New study shows that titanium dioxide nanoparticles are ubiquitous in food products
(Nanowerk Spotlight) Following up on our recent Nanowerk Spotlight on nanofoods, new research shows that consumers could be exposed to nanoparticles in food by a much larger degree than has been expected so far.
For a modern consumer it is hard to avoid titanium dioxide (TiO2) – a widely used additive in food, personal care and other household products. Approximately 7 million tons of bulk TiO2 are produced annually and used as white pigment in order to provide whiteness and opacity to products such as paints, coatings, plastics, papers, inks, foods, pills, as well as most toothpastes. In cosmetic and personal care products, it is used as a pigment, sunscreen and a thickener. TiO2 also is a photocatalyst; can oxidize oxygen or organic materials directly; and is superhydrophilic. You can therefore expect to see it increasingly used in paints, glass coatings, cement, tiles and ceramics, catalysts for air and water purification.
Due to increased performance (for instance better absorption and transparency of sun screens) and new uses (e.g. as nanocrystals in solar cells), the demand for TiO2 nanomaterials is growing. Roughly 50,000 tons of TiO2 nanoparticles were produced in 2010 and this amount is expected to grow to over 200,000 tons by 2015.

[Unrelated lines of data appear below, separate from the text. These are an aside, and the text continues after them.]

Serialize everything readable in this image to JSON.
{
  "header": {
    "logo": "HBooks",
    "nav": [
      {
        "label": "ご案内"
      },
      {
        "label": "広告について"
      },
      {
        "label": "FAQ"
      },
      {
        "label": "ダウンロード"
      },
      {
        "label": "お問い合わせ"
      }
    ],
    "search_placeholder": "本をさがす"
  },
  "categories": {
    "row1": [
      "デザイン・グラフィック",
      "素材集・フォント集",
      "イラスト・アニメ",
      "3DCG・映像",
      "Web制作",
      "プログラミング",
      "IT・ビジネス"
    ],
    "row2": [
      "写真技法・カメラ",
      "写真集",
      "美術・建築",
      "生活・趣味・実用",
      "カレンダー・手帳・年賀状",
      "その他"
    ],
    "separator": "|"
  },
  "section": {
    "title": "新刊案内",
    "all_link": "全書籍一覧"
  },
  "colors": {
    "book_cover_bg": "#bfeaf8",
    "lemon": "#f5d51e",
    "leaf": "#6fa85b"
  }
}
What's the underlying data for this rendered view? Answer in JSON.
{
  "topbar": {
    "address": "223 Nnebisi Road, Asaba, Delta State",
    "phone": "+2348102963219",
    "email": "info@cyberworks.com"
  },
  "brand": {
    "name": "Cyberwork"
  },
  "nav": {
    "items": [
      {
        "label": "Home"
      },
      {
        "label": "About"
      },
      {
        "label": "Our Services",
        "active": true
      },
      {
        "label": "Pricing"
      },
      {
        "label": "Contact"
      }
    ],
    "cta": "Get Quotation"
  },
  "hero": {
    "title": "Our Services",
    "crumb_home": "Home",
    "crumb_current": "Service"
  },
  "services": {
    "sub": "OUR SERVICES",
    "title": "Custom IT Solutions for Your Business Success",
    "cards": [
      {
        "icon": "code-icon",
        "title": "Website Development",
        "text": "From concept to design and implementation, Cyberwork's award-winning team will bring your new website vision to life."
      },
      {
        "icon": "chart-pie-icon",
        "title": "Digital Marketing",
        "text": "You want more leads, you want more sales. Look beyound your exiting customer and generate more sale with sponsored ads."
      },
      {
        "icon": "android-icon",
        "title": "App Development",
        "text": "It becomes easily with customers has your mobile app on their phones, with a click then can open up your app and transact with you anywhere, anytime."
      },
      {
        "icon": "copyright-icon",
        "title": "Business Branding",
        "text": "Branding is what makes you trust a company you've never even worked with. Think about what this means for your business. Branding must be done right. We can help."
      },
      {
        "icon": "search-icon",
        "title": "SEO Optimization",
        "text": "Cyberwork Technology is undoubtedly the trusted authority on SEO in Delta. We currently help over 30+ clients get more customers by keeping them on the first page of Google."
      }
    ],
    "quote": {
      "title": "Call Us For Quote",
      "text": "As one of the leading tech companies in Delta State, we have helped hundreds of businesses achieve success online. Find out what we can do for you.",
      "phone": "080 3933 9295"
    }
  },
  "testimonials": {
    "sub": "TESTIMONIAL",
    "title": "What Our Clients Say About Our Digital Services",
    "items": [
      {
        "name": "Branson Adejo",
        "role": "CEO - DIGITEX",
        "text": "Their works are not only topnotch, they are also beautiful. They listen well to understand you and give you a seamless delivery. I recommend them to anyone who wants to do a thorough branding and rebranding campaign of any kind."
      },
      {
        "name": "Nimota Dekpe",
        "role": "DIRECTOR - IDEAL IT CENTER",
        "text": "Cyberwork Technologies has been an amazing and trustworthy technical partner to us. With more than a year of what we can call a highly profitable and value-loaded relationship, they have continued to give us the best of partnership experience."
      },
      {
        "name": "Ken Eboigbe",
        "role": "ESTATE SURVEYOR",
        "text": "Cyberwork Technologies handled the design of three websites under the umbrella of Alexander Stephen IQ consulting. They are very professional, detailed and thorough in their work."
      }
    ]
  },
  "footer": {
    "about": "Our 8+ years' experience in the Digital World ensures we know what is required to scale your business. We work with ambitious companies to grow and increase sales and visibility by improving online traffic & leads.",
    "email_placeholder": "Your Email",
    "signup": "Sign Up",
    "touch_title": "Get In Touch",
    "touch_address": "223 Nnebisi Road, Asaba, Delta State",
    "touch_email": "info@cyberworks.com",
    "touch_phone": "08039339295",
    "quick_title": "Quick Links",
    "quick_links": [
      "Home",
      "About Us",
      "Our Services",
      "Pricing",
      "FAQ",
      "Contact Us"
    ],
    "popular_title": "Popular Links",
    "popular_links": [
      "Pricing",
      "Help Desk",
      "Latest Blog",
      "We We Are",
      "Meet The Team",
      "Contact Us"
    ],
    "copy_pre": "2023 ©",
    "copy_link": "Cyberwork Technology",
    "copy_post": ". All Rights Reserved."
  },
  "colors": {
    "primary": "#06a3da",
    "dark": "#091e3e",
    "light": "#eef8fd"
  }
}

"Many applications of titanium dioxide would benefit from smaller primary particle sizes, and we can expect the percentage of TiO2 that is produced in or near the nano range to increase," Paul Westerhoff, a professor in the School of Sustainable Engineering and The Built Environment at Arizona State University and Senior Sustainability Scientist to the Global Institute of Sustainability, tells Nanowerk. "TiO2 nanomaterials in foods, consumer products, and household products are discharged as feces/urine, washed off of surfaces, or disposed of to sewage that enters wastewater treatment plants. While these plants capture most of the TiO2, nanoparticles measuring between 4 and 30 nm were still found in the treated effluent. These nanomaterials are then released to surface waters, where they can interact with living organisms."
Westerhoff points out that, although the release of TiO2 nanomaterials to the environment has been shown qualitatively, quantification of how much is released is difficult. That is why he and his team, together with collaborators from ETH Zurich and NTNU Trondheim, have started to fill the existing knowledge gaps that exist regarding commonly used sources of TiO2 materials.
In a recent paper in Environmental science & Technology ("Titanium Dioxide Nanoparticles in Food and Personal Care Products"), the scientists quantify the amount of titanium in common food products, derive estimates of human exposure to dietary (nano-) TiO2, and discuss the impact of the nanoscale fraction of TiO2 entering the environment.
Specifically, the team analyzed titanium dioxide in foods and from food suppliers using advanced instrumentation to assess what fraction of the materials was less than 100 nm in size (whether it was aggregated or individual nanoparticles).
Distribution of primary particle size of food grade titanium dioxide (E171). Analysis indicates that 36% of the particles were less than 100 nm in at least one dimension. (Reprinted with permission from American Chemical Society)
For their experiments, the researchers selected a wide range of white foods from grocery stores in the U.S. Some of the foods were labeled as containing TiO2, and others were not but the primary product or surface coatings (e.g., icings) had a white color. All 89 foods were digested using microwave methods (in a beaker with hydrogen peroxide and hydrofluoric acid), and their titanium concentration was determined.
They found that roughly 36% of food-grade TiO2 (E171) consists of particles which are less than 100 nm in at least one dimension and that it readily disperses in water as fairly stable colloids.
Normalized titanium concentration in food products (top 20 products). (Reprinted with permission from American Chemical Society)
The scientists' simulated exposure to TiO2 for the U.S. population shows an average of 1-2 mg TiO2 per kilogram body weight per day for children under the age of 10 years and approximately 0.2-0.7 mg TiO2/kgbw/ day for the other consumer age groups.
"Of course, exposure to titanium dioxide depends largely on dietary habits, and in special cases the
exposure could be several hundreds of milligrams per day," says Westerhoff. "Because our measurements showed that roughly 36% of the particles in E171 may be in the nano range, we can presume a large exposure to nano-TiO2."
The researchers' conclusion is that it appears that pigment TiO2 represents an enormous source of nanoscale TiO2 entering sewage systems, rivers, landfills, and other sensitive environmental compartments.
"It also appears that through surface modifications food-grade TiO2 (E171) is more readily dispersed into water than other TiO2 nanomaterials – such as P25, which has been used in many environmental and toxicity studies – which potentially influences TiO2 fate, transport, and toxicity," Westerhoff notes. "Therefore, more environmental ecotoxicology and fate studies should use the fraction of smaller sized TiO2 in pigments because exposure to these materials is likely to be much higher and more representative than exposure to P25."
The research team suggests that future work should investigate other nanoscale food and personal care additives and that the research community should work towards understanding their surface chemistry and behavior in the environment.